Sacred Mijikenda Kaya Forests (2008)
The Mijikenda Kaya Forests consist of 11 separate forest sites spread over some 200 km along the coast containing the remains of numerous fortified villages, known as kayas, of the Mijikenda people. The kayas, created as of the 16th century but abandoned by the 1940s, are now regarded as the abodes of ancestors and are revered as sacred sites and, as such, are maintained as by councils of elders. The site is inscribed as bearing unique testimony to a cultural tradition and for its direct link to a living tradition which represent more than thirty surviving Kayas.
Fort Jesus, Mombasa (2011)
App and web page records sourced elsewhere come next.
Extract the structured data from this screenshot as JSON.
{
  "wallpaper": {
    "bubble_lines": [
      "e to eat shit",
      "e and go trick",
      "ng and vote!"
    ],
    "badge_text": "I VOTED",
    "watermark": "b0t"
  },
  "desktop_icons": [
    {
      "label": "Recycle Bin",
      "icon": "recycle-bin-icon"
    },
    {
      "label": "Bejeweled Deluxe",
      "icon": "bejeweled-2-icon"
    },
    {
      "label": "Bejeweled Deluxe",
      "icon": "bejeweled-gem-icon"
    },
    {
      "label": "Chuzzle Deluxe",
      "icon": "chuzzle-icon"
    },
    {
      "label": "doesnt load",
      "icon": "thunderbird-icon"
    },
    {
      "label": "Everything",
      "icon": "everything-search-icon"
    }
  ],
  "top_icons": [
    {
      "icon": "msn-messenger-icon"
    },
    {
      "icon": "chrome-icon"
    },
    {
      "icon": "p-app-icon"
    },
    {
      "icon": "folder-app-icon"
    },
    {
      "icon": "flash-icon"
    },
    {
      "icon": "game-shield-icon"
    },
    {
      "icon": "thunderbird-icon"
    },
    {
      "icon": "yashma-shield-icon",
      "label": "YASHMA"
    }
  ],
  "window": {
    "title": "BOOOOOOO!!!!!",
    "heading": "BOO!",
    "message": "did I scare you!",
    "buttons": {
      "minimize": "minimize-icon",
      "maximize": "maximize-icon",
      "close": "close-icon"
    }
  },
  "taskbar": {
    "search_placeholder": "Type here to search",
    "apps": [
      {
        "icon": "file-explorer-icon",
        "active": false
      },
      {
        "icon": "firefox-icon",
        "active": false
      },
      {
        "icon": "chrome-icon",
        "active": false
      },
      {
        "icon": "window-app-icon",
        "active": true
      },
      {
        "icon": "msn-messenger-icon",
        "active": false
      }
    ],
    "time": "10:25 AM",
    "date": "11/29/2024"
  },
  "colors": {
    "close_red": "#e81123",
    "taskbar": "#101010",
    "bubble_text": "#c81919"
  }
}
The Fort, built by the Portuguese in 1593-1596 to the designs of Giovanni Battista Cairati to protect the port of Mombasa, is one of the most outstanding and well preserved examples of 16th century Portuguese military fortification and a landmark in the history of this type of construction. The Fort's layout and form reflected the Renaissance ideal that perfect proportions and geometric harmony are to be found in the human body. The property covers an area of 2.36 hectares and includes the fort's moat and immediate surroundings.
Kenya Lake System in the Great Rift Valley (2011)
The Kenya Lake System in the Great Rift Valley, a natural property of outstanding beauty, comprises three inter-linked relatively shallow lakes (Lake Bogoria,10,700 ha; Lake Nakuru, 18,800 ha; and Lake Elementaita, 2,534 ha) in the Rift Valley Province of Kenya and covers a total area of 32,034 hectares. The property is home to 13 globally threatened bird species and some of the highest bird diversities in the world. It is the single most important foraging site for the lesser flamingo anywhere, and a major nesting and breeding ground for great white pelicans. For most of the year, up to 4 million Lesser Flamingos move between the three shallow lakes in an outstanding wildlife spectacle. Surrounded by hot springs, geysers and the steep escarpment of the Rift Valley with its volcanic outcrops, the natural setting of the lakes provides an exceptional experience of nature.
Other Kenyan properties listed in the world heritage tentative list
A Tentative List is an inventory of those properties which each State Party intends to consider for nomination. Kenya has submitted its Tentative Lists, properties which it considers to be cultural and/or natural heritage of outstanding universal value and therefore suitable for inscription on the World Heritage List. These are;
- Aberdare Mountains (12/02/2010)
- Mombasa Old Town (26/06/1997)
- The African Great Rift Valley - Hell’s Gate National Park (12/02/2010)
- The African Great Rift Valley - Olorgesailie Prehistoric Site (12/02/2010)
- The African Great Rift Valley - The Maasai Mara (12/02/2010)
- The African Great Rift Valley - The Marakwet Escarpment Furrow Irrigation System (12/02/2010)
- The Eastern Arc Coastal Forests (Arabuko-Sokoke Forest and Shimba Hills National Reserve) (12/02/2010)
- The Historic Town of Gedi (12/02/2010)
- The Kakemega Forest (12/02/2010)
- The Meru Conservation Area (12/02/2010)
- The Mfangano-Rusinga Island Complex (12/02/2010)
- The Tana Delta and Forests Complex (12/02/2010)
- The Thimlich Ohinga Cultural Landscape (12/02/2010)Tsavo Parks and Chyulu Hills Complex (12/02/2010)